Biochemistry of Human Paraganglioma
Predicted structure of the yeast succinate dehydrogenase complex
Researchers in the Maher Lab have become interested in the peculiar human tumor called paraganglioma. These unusual tumors form from neuroendocrine tissue in the adrenals, abdomen or carotid bodies. Strangely, a genetic predisposition to paraganglioma results when a patient inherits genes encoding defects in subunits of the metabolic enzyme succinate dehydrogenase. This enzyme is part of the Krebs cycle in central metabolism.
For unknown reasons, loss of both copies of any of three genes encoding succinate dehydrogenase subunits causes tumors in neuroendocrine tissue. It is unprecedented that a defect in a metabolic enzyme should cause tumor growth. Paraganglioma tumors can secrete hormones causing blood pressure problems, or can become malignant and spread in the body as other cancers.

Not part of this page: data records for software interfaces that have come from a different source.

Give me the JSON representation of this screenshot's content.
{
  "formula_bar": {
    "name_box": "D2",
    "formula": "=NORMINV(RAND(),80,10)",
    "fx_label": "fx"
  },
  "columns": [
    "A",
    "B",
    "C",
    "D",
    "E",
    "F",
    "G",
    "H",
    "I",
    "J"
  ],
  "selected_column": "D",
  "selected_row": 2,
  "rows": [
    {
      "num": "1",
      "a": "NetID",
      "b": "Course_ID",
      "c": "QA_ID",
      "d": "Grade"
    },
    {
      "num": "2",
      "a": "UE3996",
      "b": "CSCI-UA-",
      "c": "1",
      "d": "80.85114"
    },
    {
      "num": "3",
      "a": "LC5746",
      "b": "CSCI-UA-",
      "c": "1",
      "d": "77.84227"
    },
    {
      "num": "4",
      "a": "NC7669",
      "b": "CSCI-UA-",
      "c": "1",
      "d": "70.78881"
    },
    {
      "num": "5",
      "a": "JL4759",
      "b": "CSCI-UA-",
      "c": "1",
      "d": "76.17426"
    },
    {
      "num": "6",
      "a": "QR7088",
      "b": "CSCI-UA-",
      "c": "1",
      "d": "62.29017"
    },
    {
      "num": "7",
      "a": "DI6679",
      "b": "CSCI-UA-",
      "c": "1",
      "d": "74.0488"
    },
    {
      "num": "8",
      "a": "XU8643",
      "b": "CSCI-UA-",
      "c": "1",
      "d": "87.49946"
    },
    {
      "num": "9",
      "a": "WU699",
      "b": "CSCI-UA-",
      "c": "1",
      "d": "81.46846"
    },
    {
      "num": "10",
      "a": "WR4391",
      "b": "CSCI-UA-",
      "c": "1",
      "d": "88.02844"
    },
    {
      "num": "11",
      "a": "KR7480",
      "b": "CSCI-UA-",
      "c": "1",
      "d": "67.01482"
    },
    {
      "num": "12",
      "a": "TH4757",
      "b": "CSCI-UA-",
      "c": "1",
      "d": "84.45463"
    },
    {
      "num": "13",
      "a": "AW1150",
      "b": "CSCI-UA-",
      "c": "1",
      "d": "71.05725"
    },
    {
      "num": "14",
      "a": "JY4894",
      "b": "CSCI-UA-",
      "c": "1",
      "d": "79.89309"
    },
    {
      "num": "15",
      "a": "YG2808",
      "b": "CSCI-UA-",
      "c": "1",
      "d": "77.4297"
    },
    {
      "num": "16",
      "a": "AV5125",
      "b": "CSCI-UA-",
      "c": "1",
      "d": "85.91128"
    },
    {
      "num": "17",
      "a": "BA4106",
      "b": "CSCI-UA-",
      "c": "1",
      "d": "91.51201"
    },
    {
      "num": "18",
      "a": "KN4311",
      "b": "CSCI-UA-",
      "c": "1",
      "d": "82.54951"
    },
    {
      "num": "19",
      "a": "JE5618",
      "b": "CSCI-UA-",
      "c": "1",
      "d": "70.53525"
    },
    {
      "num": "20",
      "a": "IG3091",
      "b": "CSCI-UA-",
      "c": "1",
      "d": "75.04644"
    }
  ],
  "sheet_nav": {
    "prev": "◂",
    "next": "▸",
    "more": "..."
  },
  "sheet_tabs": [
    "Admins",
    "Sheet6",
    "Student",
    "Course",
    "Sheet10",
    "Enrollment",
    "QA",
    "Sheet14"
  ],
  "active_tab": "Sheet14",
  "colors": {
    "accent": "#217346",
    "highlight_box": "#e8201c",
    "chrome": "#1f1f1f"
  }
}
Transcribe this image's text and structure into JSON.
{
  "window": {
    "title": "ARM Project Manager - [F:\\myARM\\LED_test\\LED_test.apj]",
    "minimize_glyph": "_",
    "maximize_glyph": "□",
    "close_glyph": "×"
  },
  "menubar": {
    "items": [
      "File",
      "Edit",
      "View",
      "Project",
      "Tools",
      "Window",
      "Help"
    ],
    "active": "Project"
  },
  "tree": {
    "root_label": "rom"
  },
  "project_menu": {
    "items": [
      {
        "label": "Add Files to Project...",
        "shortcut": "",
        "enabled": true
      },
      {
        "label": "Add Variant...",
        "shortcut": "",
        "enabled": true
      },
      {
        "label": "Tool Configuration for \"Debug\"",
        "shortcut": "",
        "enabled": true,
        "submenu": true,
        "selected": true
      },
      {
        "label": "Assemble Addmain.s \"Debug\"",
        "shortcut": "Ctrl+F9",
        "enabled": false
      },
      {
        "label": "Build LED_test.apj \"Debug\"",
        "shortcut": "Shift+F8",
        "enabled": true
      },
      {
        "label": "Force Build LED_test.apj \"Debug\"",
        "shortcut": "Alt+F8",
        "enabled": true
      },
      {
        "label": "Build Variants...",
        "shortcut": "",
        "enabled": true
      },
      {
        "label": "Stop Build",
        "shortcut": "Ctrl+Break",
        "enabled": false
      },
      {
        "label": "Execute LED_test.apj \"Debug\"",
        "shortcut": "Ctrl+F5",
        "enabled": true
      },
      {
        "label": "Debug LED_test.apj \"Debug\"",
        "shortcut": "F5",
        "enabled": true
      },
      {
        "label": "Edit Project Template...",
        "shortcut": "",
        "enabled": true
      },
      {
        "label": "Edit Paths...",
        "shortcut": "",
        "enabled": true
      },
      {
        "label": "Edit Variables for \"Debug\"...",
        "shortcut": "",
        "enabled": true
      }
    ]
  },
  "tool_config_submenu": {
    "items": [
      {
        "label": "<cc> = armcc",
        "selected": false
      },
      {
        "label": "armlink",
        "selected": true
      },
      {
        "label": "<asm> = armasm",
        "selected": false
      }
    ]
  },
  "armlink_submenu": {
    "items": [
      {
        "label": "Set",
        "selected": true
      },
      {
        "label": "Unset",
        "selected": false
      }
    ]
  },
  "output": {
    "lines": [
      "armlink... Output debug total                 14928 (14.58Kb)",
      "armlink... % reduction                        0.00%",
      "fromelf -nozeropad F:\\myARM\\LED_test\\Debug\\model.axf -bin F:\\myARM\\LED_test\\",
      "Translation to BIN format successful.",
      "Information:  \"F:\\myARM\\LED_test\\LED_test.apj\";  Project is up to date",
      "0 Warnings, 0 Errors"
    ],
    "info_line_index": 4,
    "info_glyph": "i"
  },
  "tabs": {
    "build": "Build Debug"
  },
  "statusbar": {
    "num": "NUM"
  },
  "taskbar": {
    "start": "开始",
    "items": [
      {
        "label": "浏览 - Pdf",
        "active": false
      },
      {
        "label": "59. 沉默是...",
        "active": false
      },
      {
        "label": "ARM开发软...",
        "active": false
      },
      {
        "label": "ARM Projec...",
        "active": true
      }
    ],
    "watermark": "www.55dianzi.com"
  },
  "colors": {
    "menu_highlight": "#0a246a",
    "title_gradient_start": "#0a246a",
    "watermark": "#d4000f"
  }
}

Dr. Maher's lab is exploring the use of yeast and mouse models of the predisposing genes of paraganglioma to better understand these most unusual tumors.
See a YouTube video of Dr. Maher discussing paraganglioma and the Paradifference Foundation, which supports Mayo Clinic research through the generosity of the Gustavsson family and other benefactors.